> Assignment
Return the records below in full. Keep every word exact and skip the images.

> Task inputs
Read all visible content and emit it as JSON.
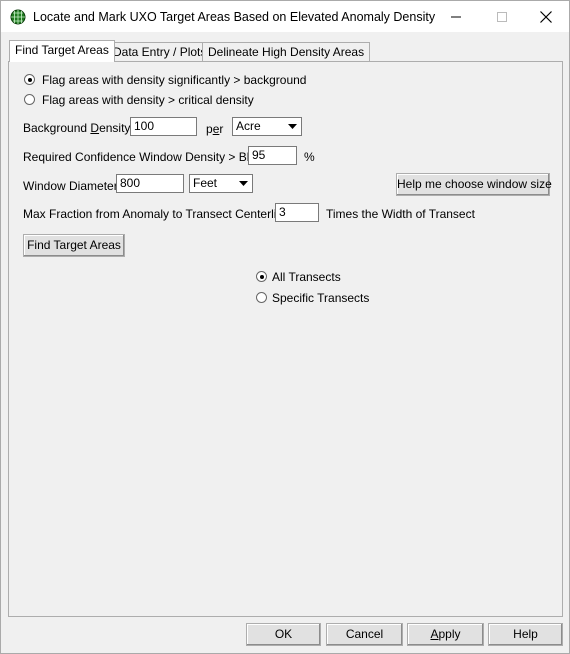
{
  "window": {
    "title": "Locate and Mark UXO Target Areas Based on Elevated Anomaly Density"
  },
  "tabs": [
    {
      "label": "Find Target Areas"
    },
    {
      "label": "Data Entry / Plots"
    },
    {
      "label": "Delineate High Density Areas"
    }
  ],
  "flag_options": [
    {
      "label": "Flag areas with density significantly > background",
      "checked": true
    },
    {
      "label": "Flag areas with density > critical density",
      "checked": false
    }
  ],
  "background_density": {
    "label_pre": "Background ",
    "label_ul": "D",
    "label_post": "ensity:",
    "value": "100",
    "per_pre": "p",
    "per_ul": "e",
    "per_post": "r",
    "unit": "Acre"
  },
  "confidence": {
    "label": "Required Confidence Window Density > Bkg:",
    "value": "95",
    "suffix": "%"
  },
  "window_diameter": {
    "label": "Window Diameter:",
    "value": "800",
    "unit": "Feet",
    "help_button": "Help me choose window size"
  },
  "max_fraction": {
    "label": "Max Fraction from Anomaly to Transect Centerline:",
    "value": "3",
    "suffix": "Times the Width of Transect"
  },
  "find_button": "Find Target Areas",
  "transect_options": [
    {
      "label": "All Transects",
      "checked": true
    },
    {
      "label": "Specific Transects",
      "checked": false
    }
  ],
  "footer": {
    "ok": "OK",
    "cancel": "Cancel",
    "apply_ul": "A",
    "apply_rest": "pply",
    "help": "Help"
  }
}
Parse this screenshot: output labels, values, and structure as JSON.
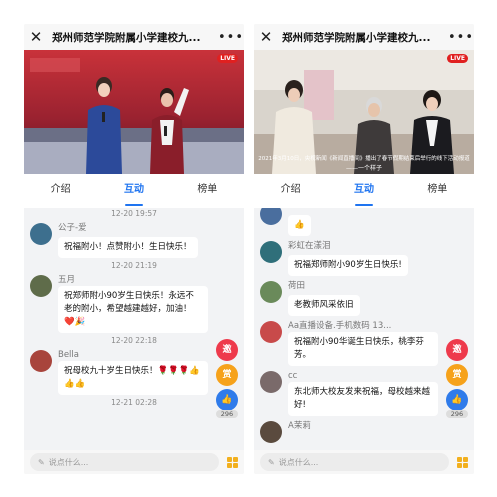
{
  "phones": [
    {
      "title": "郑州师范学院附属小学建校九...",
      "live_badge": "LIVE",
      "tabs": [
        "介绍",
        "互动",
        "榜单"
      ],
      "feed": {
        "ts1": "12-20 19:57",
        "m1_name": "公子-爱",
        "m1_text": "祝福附小！点赞附小！生日快乐！",
        "ts2": "12-20 21:19",
        "m2_name": "五月",
        "m2_text": "祝郑师附小90岁生日快乐！永远不老的附小，希望越建越好，加油！❤️🎉",
        "ts3": "12-20 22:18",
        "m3_name": "Bella",
        "m3_text": "祝母校九十岁生日快乐！🌹🌹🌹👍👍👍",
        "ts4": "12-21 02:28"
      },
      "floats": {
        "b1": "邀",
        "b2": "赏",
        "likes": "296"
      },
      "input_placeholder": "说点什么..."
    },
    {
      "title": "郑州师范学院附属小学建校九...",
      "live_badge": "LIVE",
      "caption": "2021年3月10日，央视新闻《新闻直播间》播出了春节假期结束后举行的线下活动报道",
      "caption2": "——一个样子",
      "tabs": [
        "介绍",
        "互动",
        "榜单"
      ],
      "feed": {
        "m0_text": "👍",
        "m1_name": "彩虹在漾泪",
        "m1_text": "祝福郑师附小90岁生日快乐!",
        "m2_name": "荷田",
        "m2_text": "老教师风采依旧",
        "m3_name": "Aa直播设备.手机数码 13...",
        "m3_text": "祝福附小90华诞生日快乐，桃李芬芳。",
        "m4_name": "cc",
        "m4_text": "东北师大校友发来祝福，母校越来越好!",
        "m5_name": "A茉莉"
      },
      "floats": {
        "b1": "邀",
        "b2": "赏",
        "likes": "296"
      },
      "input_placeholder": "说点什么..."
    }
  ]
}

> Exercise solution
Read all visible content and emit it as JSON.
{
  "window": {
    "title": "Locate and Mark UXO Target Areas Based on Elevated Anomaly Density"
  },
  "tabs": [
    {
      "label": "Find Target Areas"
    },
    {
      "label": "Data Entry / Plots"
    },
    {
      "label": "Delineate High Density Areas"
    }
  ],
  "flag_options": [
    {
      "label": "Flag areas with density significantly > background",
      "checked": true
    },
    {
      "label": "Flag areas with density > critical density",
      "checked": false
    }
  ],
  "background_density": {
    "label_pre": "Background ",
    "label_ul": "D",
    "label_post": "ensity:",
    "value": "100",
    "per_pre": "p",
    "per_ul": "e",
    "per_post": "r",
    "unit": "Acre"
  },
  "confidence": {
    "label": "Required Confidence Window Density > Bkg:",
    "value": "95",
    "suffix": "%"
  },
  "window_diameter": {
    "label": "Window Diameter:",
    "value": "800",
    "unit": "Feet",
    "help_button": "Help me choose window size"
  },
  "max_fraction": {
    "label": "Max Fraction from Anomaly to Transect Centerline:",
    "value": "3",
    "suffix": "Times the Width of Transect"
  },
  "find_button": "Find Target Areas",
  "transect_options": [
    {
      "label": "All Transects",
      "checked": true
    },
    {
      "label": "Specific Transects",
      "checked": false
    }
  ],
  "footer": {
    "ok": "OK",
    "cancel": "Cancel",
    "apply_ul": "A",
    "apply_rest": "pply",
    "help": "Help"
  }
}
Parse this screenshot: output labels, values, and structure as JSON.
{
  "phones": [
    {
      "title": "郑州师范学院附属小学建校九...",
      "live_badge": "LIVE",
      "tabs": [
        "介绍",
        "互动",
        "榜单"
      ],
      "feed": {
        "ts1": "12-20 19:57",
        "m1_name": "公子-爱",
        "m1_text": "祝福附小！点赞附小！生日快乐！",
        "ts2": "12-20 21:19",
        "m2_name": "五月",
        "m2_text": "祝郑师附小90岁生日快乐！永远不老的附小，希望越建越好，加油！❤️🎉",
        "ts3": "12-20 22:18",
        "m3_name": "Bella",
        "m3_text": "祝母校九十岁生日快乐！🌹🌹🌹👍👍👍",
        "ts4": "12-21 02:28"
      },
      "floats": {
        "b1": "邀",
        "b2": "赏",
        "likes": "296"
      },
      "input_placeholder": "说点什么..."
    },
    {
      "title": "郑州师范学院附属小学建校九...",
      "live_badge": "LIVE",
      "caption": "2021年3月10日，央视新闻《新闻直播间》播出了春节假期结束后举行的线下活动报道",
      "caption2": "——一个样子",
      "tabs": [
        "介绍",
        "互动",
        "榜单"
      ],
      "feed": {
        "m0_text": "👍",
        "m1_name": "彩虹在漾泪",
        "m1_text": "祝福郑师附小90岁生日快乐!",
        "m2_name": "荷田",
        "m2_text": "老教师风采依旧",
        "m3_name": "Aa直播设备.手机数码 13...",
        "m3_text": "祝福附小90华诞生日快乐，桃李芬芳。",
        "m4_name": "cc",
        "m4_text": "东北师大校友发来祝福，母校越来越好!",
        "m5_name": "A茉莉"
      },
      "floats": {
        "b1": "邀",
        "b2": "赏",
        "likes": "296"
      },
      "input_placeholder": "说点什么..."
    }
  ]
}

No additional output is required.